**What this task involves**
Restate all entries word for word, minus pictures.

**Available data**

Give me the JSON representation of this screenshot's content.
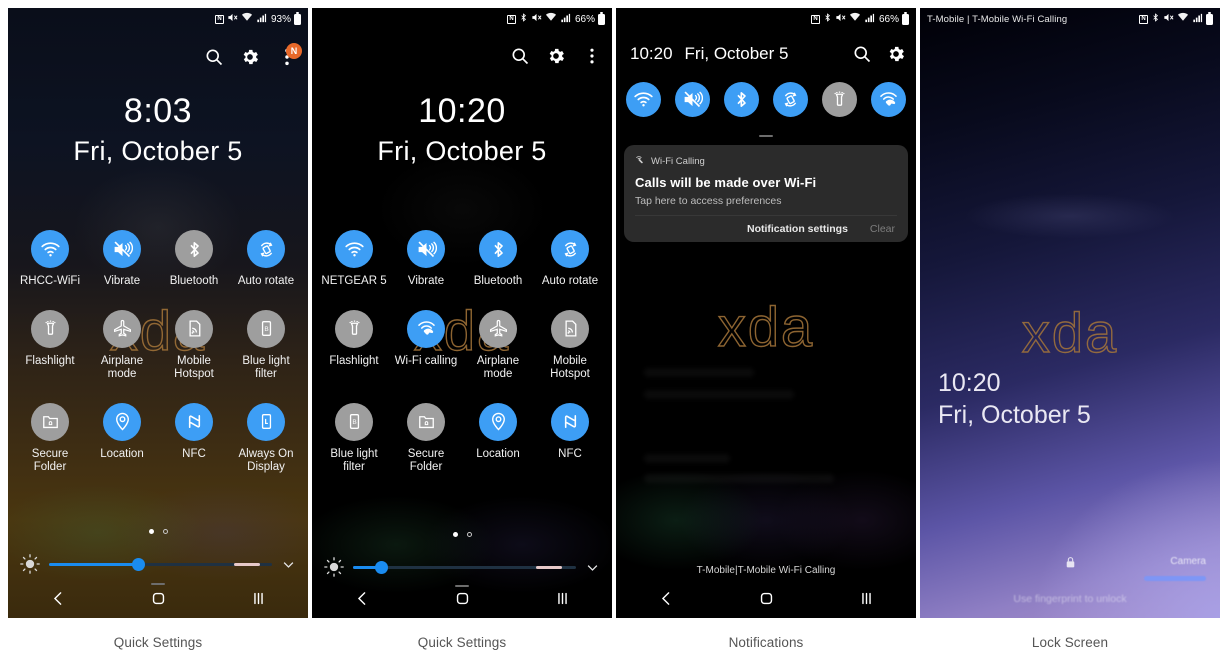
{
  "colors": {
    "tile_on": "#3d9ef5",
    "tile_off": "#9e9e9e",
    "accent_slider": "#1a8cf0",
    "badge": "#e8692a",
    "watermark": "#a6753a",
    "caption_text": "#555555"
  },
  "watermark": "xda",
  "captions": [
    "Quick Settings",
    "Quick Settings",
    "Notifications",
    "Lock Screen"
  ],
  "panels": [
    {
      "id": "quick-settings-1",
      "statusbar": {
        "left": "",
        "icons": [
          "nfc-icon",
          "mute-icon",
          "wifi-icon",
          "signal-icon"
        ],
        "nfc_glyph": "N",
        "battery_percent": "93%"
      },
      "header": {
        "search_label": "search-icon",
        "settings_label": "gear-icon",
        "overflow_label": "overflow-menu-icon",
        "badge_text": "N"
      },
      "clock": {
        "time": "8:03",
        "date": "Fri, October 5"
      },
      "tiles": [
        {
          "label": "RHCC-WiFi",
          "icon": "wifi-icon",
          "state": "on"
        },
        {
          "label": "Vibrate",
          "icon": "vibrate-icon",
          "state": "on"
        },
        {
          "label": "Bluetooth",
          "icon": "bluetooth-icon",
          "state": "off"
        },
        {
          "label": "Auto rotate",
          "icon": "auto-rotate-icon",
          "state": "on"
        },
        {
          "label": "Flashlight",
          "icon": "flashlight-icon",
          "state": "off"
        },
        {
          "label": "Airplane mode",
          "icon": "airplane-icon",
          "state": "off"
        },
        {
          "label": "Mobile Hotspot",
          "icon": "hotspot-icon",
          "state": "off"
        },
        {
          "label": "Blue light filter",
          "icon": "blue-light-icon",
          "state": "off"
        },
        {
          "label": "Secure Folder",
          "icon": "secure-folder-icon",
          "state": "off"
        },
        {
          "label": "Location",
          "icon": "location-icon",
          "state": "on"
        },
        {
          "label": "NFC",
          "icon": "nfc-icon",
          "state": "on"
        },
        {
          "label": "Always On Display",
          "icon": "always-on-icon",
          "state": "on"
        }
      ],
      "pager": {
        "active_index": 0,
        "count": 2
      },
      "brightness": {
        "value_percent": 40,
        "auto_marker": true
      },
      "navbar": [
        "back-icon",
        "home-icon",
        "recents-icon"
      ]
    },
    {
      "id": "quick-settings-2",
      "statusbar": {
        "left": "",
        "icons": [
          "nfc-icon",
          "bluetooth-icon",
          "mute-icon",
          "wifi-icon",
          "signal-icon"
        ],
        "nfc_glyph": "N",
        "battery_percent": "66%"
      },
      "header": {
        "search_label": "search-icon",
        "settings_label": "gear-icon",
        "overflow_label": "overflow-menu-icon",
        "badge_text": ""
      },
      "clock": {
        "time": "10:20",
        "date": "Fri, October 5"
      },
      "tiles": [
        {
          "label": "NETGEAR 5",
          "icon": "wifi-icon",
          "state": "on"
        },
        {
          "label": "Vibrate",
          "icon": "vibrate-icon",
          "state": "on"
        },
        {
          "label": "Bluetooth",
          "icon": "bluetooth-icon",
          "state": "on"
        },
        {
          "label": "Auto rotate",
          "icon": "auto-rotate-icon",
          "state": "on"
        },
        {
          "label": "Flashlight",
          "icon": "flashlight-icon",
          "state": "off"
        },
        {
          "label": "Wi-Fi calling",
          "icon": "wifi-calling-icon",
          "state": "on"
        },
        {
          "label": "Airplane mode",
          "icon": "airplane-icon",
          "state": "off"
        },
        {
          "label": "Mobile Hotspot",
          "icon": "hotspot-icon",
          "state": "off"
        },
        {
          "label": "Blue light filter",
          "icon": "blue-light-icon",
          "state": "off"
        },
        {
          "label": "Secure Folder",
          "icon": "secure-folder-icon",
          "state": "off"
        },
        {
          "label": "Location",
          "icon": "location-icon",
          "state": "on"
        },
        {
          "label": "NFC",
          "icon": "nfc-icon",
          "state": "on"
        }
      ],
      "pager": {
        "active_index": 0,
        "count": 2
      },
      "brightness": {
        "value_percent": 13,
        "auto_marker": true
      },
      "navbar": [
        "back-icon",
        "home-icon",
        "recents-icon"
      ]
    },
    {
      "id": "notifications",
      "statusbar": {
        "left": "",
        "icons": [
          "nfc-icon",
          "bluetooth-icon",
          "mute-icon",
          "wifi-icon",
          "signal-icon"
        ],
        "nfc_glyph": "N",
        "battery_percent": "66%"
      },
      "header": {
        "time": "10:20",
        "date": "Fri, October 5",
        "search_label": "search-icon",
        "settings_label": "gear-icon"
      },
      "quick_icons": [
        {
          "icon": "wifi-icon",
          "state": "on"
        },
        {
          "icon": "vibrate-icon",
          "state": "on"
        },
        {
          "icon": "bluetooth-icon",
          "state": "on"
        },
        {
          "icon": "auto-rotate-icon",
          "state": "on"
        },
        {
          "icon": "flashlight-icon",
          "state": "off"
        },
        {
          "icon": "wifi-calling-icon",
          "state": "on"
        }
      ],
      "notification": {
        "app": "Wi-Fi Calling",
        "app_icon": "wifi-calling-icon",
        "title": "Calls will be made over Wi-Fi",
        "subtitle": "Tap here to access preferences",
        "action_primary": "Notification settings",
        "action_secondary": "Clear"
      },
      "carrier": "T-Mobile|T-Mobile Wi-Fi Calling",
      "navbar": [
        "back-icon",
        "home-icon",
        "recents-icon"
      ]
    },
    {
      "id": "lock-screen",
      "statusbar": {
        "left": "T-Mobile | T-Mobile Wi-Fi Calling",
        "icons": [
          "nfc-icon",
          "bluetooth-icon",
          "mute-icon",
          "wifi-icon",
          "signal-icon"
        ],
        "nfc_glyph": "N",
        "battery_percent": ""
      },
      "clock": {
        "time": "10:20",
        "date": "Fri, October 5"
      },
      "lock_icon": "lock-icon",
      "hint": "Use fingerprint to unlock",
      "camera_label": "Camera"
    }
  ]
}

**Exercise response**
Give me the JSON representation of this screenshot's content.
{
  "colors": {
    "tile_on": "#3d9ef5",
    "tile_off": "#9e9e9e",
    "accent_slider": "#1a8cf0",
    "badge": "#e8692a",
    "watermark": "#a6753a",
    "caption_text": "#555555"
  },
  "watermark": "xda",
  "captions": [
    "Quick Settings",
    "Quick Settings",
    "Notifications",
    "Lock Screen"
  ],
  "panels": [
    {
      "id": "quick-settings-1",
      "statusbar": {
        "left": "",
        "icons": [
          "nfc-icon",
          "mute-icon",
          "wifi-icon",
          "signal-icon"
        ],
        "nfc_glyph": "N",
        "battery_percent": "93%"
      },
      "header": {
        "search_label": "search-icon",
        "settings_label": "gear-icon",
        "overflow_label": "overflow-menu-icon",
        "badge_text": "N"
      },
      "clock": {
        "time": "8:03",
        "date": "Fri, October 5"
      },
      "tiles": [
        {
          "label": "RHCC-WiFi",
          "icon": "wifi-icon",
          "state": "on"
        },
        {
          "label": "Vibrate",
          "icon": "vibrate-icon",
          "state": "on"
        },
        {
          "label": "Bluetooth",
          "icon": "bluetooth-icon",
          "state": "off"
        },
        {
          "label": "Auto rotate",
          "icon": "auto-rotate-icon",
          "state": "on"
        },
        {
          "label": "Flashlight",
          "icon": "flashlight-icon",
          "state": "off"
        },
        {
          "label": "Airplane mode",
          "icon": "airplane-icon",
          "state": "off"
        },
        {
          "label": "Mobile Hotspot",
          "icon": "hotspot-icon",
          "state": "off"
        },
        {
          "label": "Blue light filter",
          "icon": "blue-light-icon",
          "state": "off"
        },
        {
          "label": "Secure Folder",
          "icon": "secure-folder-icon",
          "state": "off"
        },
        {
          "label": "Location",
          "icon": "location-icon",
          "state": "on"
        },
        {
          "label": "NFC",
          "icon": "nfc-icon",
          "state": "on"
        },
        {
          "label": "Always On Display",
          "icon": "always-on-icon",
          "state": "on"
        }
      ],
      "pager": {
        "active_index": 0,
        "count": 2
      },
      "brightness": {
        "value_percent": 40,
        "auto_marker": true
      },
      "navbar": [
        "back-icon",
        "home-icon",
        "recents-icon"
      ]
    },
    {
      "id": "quick-settings-2",
      "statusbar": {
        "left": "",
        "icons": [
          "nfc-icon",
          "bluetooth-icon",
          "mute-icon",
          "wifi-icon",
          "signal-icon"
        ],
        "nfc_glyph": "N",
        "battery_percent": "66%"
      },
      "header": {
        "search_label": "search-icon",
        "settings_label": "gear-icon",
        "overflow_label": "overflow-menu-icon",
        "badge_text": ""
      },
      "clock": {
        "time": "10:20",
        "date": "Fri, October 5"
      },
      "tiles": [
        {
          "label": "NETGEAR 5",
          "icon": "wifi-icon",
          "state": "on"
        },
        {
          "label": "Vibrate",
          "icon": "vibrate-icon",
          "state": "on"
        },
        {
          "label": "Bluetooth",
          "icon": "bluetooth-icon",
          "state": "on"
        },
        {
          "label": "Auto rotate",
          "icon": "auto-rotate-icon",
          "state": "on"
        },
        {
          "label": "Flashlight",
          "icon": "flashlight-icon",
          "state": "off"
        },
        {
          "label": "Wi-Fi calling",
          "icon": "wifi-calling-icon",
          "state": "on"
        },
        {
          "label": "Airplane mode",
          "icon": "airplane-icon",
          "state": "off"
        },
        {
          "label": "Mobile Hotspot",
          "icon": "hotspot-icon",
          "state": "off"
        },
        {
          "label": "Blue light filter",
          "icon": "blue-light-icon",
          "state": "off"
        },
        {
          "label": "Secure Folder",
          "icon": "secure-folder-icon",
          "state": "off"
        },
        {
          "label": "Location",
          "icon": "location-icon",
          "state": "on"
        },
        {
          "label": "NFC",
          "icon": "nfc-icon",
          "state": "on"
        }
      ],
      "pager": {
        "active_index": 0,
        "count": 2
      },
      "brightness": {
        "value_percent": 13,
        "auto_marker": true
      },
      "navbar": [
        "back-icon",
        "home-icon",
        "recents-icon"
      ]
    },
    {
      "id": "notifications",
      "statusbar": {
        "left": "",
        "icons": [
          "nfc-icon",
          "bluetooth-icon",
          "mute-icon",
          "wifi-icon",
          "signal-icon"
        ],
        "nfc_glyph": "N",
        "battery_percent": "66%"
      },
      "header": {
        "time": "10:20",
        "date": "Fri, October 5",
        "search_label": "search-icon",
        "settings_label": "gear-icon"
      },
      "quick_icons": [
        {
          "icon": "wifi-icon",
          "state": "on"
        },
        {
          "icon": "vibrate-icon",
          "state": "on"
        },
        {
          "icon": "bluetooth-icon",
          "state": "on"
        },
        {
          "icon": "auto-rotate-icon",
          "state": "on"
        },
        {
          "icon": "flashlight-icon",
          "state": "off"
        },
        {
          "icon": "wifi-calling-icon",
          "state": "on"
        }
      ],
      "notification": {
        "app": "Wi-Fi Calling",
        "app_icon": "wifi-calling-icon",
        "title": "Calls will be made over Wi-Fi",
        "subtitle": "Tap here to access preferences",
        "action_primary": "Notification settings",
        "action_secondary": "Clear"
      },
      "carrier": "T-Mobile|T-Mobile Wi-Fi Calling",
      "navbar": [
        "back-icon",
        "home-icon",
        "recents-icon"
      ]
    },
    {
      "id": "lock-screen",
      "statusbar": {
        "left": "T-Mobile | T-Mobile Wi-Fi Calling",
        "icons": [
          "nfc-icon",
          "bluetooth-icon",
          "mute-icon",
          "wifi-icon",
          "signal-icon"
        ],
        "nfc_glyph": "N",
        "battery_percent": ""
      },
      "clock": {
        "time": "10:20",
        "date": "Fri, October 5"
      },
      "lock_icon": "lock-icon",
      "hint": "Use fingerprint to unlock",
      "camera_label": "Camera"
    }
  ]
}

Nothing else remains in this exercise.